The James Ford Bell Library has indeed grown in the more than 50 years it has been a part of the university, from Mr. Bell's original contribution of 600 items focused on European expansion to approximately 30,000 rare books, maps, and manuscripts that tell the story of international trade and its impact around the world. The collection ranges from handwritten invoices for goods dated as early as 400 CE to early 19th-century accounts of expeditions into the North American wilderness. Merchants, explorers, colonists, missionaries, and other travelers recorded their experiences in the books and manuscripts that form the heart of the collection. Treaties, account books, insurance contracts, navigational tools, and textbooks illuminate the practical aspects of their adventures, while the library's many geographies, atlases, and maps provide a physical representation of their dreams and achievements.

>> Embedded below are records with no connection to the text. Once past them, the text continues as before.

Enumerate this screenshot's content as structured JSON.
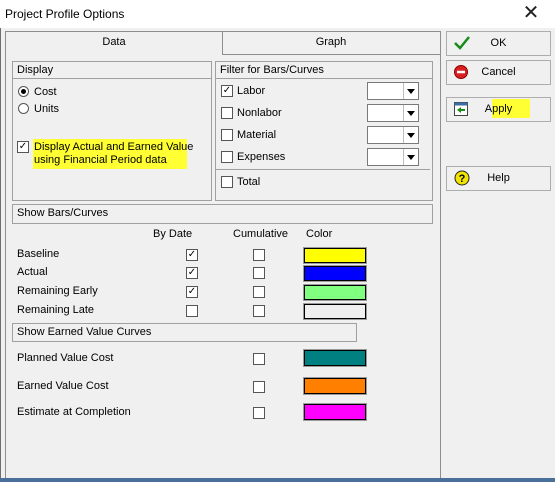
{
  "window": {
    "title": "Project Profile Options",
    "close_glyph": "✕"
  },
  "tabs": {
    "data": "Data",
    "graph": "Graph"
  },
  "display": {
    "header": "Display",
    "cost": "Cost",
    "units": "Units",
    "financial_line1": "Display Actual and Earned Value",
    "financial_line2": "using Financial Period data"
  },
  "filter": {
    "header": "Filter for Bars/Curves",
    "labor": "Labor",
    "nonlabor": "Nonlabor",
    "material": "Material",
    "expenses": "Expenses",
    "total": "Total"
  },
  "bars": {
    "header": "Show Bars/Curves",
    "col_by_date": "By Date",
    "col_cumulative": "Cumulative",
    "col_color": "Color",
    "rows": [
      {
        "label": "Baseline",
        "by_date": true,
        "cumulative": false,
        "color": "#ffff00"
      },
      {
        "label": "Actual",
        "by_date": true,
        "cumulative": false,
        "color": "#0000ff"
      },
      {
        "label": "Remaining Early",
        "by_date": true,
        "cumulative": false,
        "color": "#80ff80"
      },
      {
        "label": "Remaining Late",
        "by_date": false,
        "cumulative": false,
        "color": "#f0f0f0"
      }
    ]
  },
  "earned": {
    "header": "Show Earned Value Curves",
    "rows": [
      {
        "label": "Planned Value Cost",
        "cumulative": false,
        "color": "#008080"
      },
      {
        "label": "Earned Value Cost",
        "cumulative": false,
        "color": "#ff8000"
      },
      {
        "label": "Estimate at Completion",
        "cumulative": false,
        "color": "#ff00ff"
      }
    ]
  },
  "buttons": {
    "ok": "OK",
    "cancel": "Cancel",
    "apply": "Apply",
    "help": "Help"
  },
  "check_glyph": "✓",
  "highlight_color": "#ffff33"
}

The great story of human global interaction before the modern age is enjoyed, investigated, and retold by the hundreds of students and researchers who use the collection each year. The Bell Library inspires visits and class projects by students in courses as varied as Revolutions in Science: The Babylonians to Newton, Visual Culture in the Atlantic World, and Middle Eastern Geographies. Dissertation research in the Bell collection is currently focused on accounts of 16th-century earthquakes in Peru, the failed attempt to develop a Dutch West Indies trading company, and the cultural construction of Africa by 18th-century Europeans, among others. A recent visiting scholar investigated the treatment of Jews in 18th-century Surinam.
Recently, a post-graduate volunteer has been working on a detailed collection description of the family and business papers of a 17th-century English diplomat and merchant, Sir Thomas Bendish. The student's excitement and enthusiasm for the project has led to her decision to pursue graduate studies in the correlation between diplomacy and trade in the early modern world—a decision that would have warmed the heart of the library's founder, a merchant and book collector who saw in global commerce the best long-range hope for friendship among nations.
The James Ford Bell Library enjoys support from both the University of Minnesota and the wider community that enables it to add to the collection, and to reach out to both the scholarly and general communities through lectures, exhibitions, special events, and publications. The James Ford Bell Library, its premier collection, and its innovative programs support scholarship and education at all levels, enriching the community by helping to make the world more meaningful.
Collection Profile: Marguerite Ragnow
Overview: Kris Kiesling
Illustrations: Ahn Na Brodie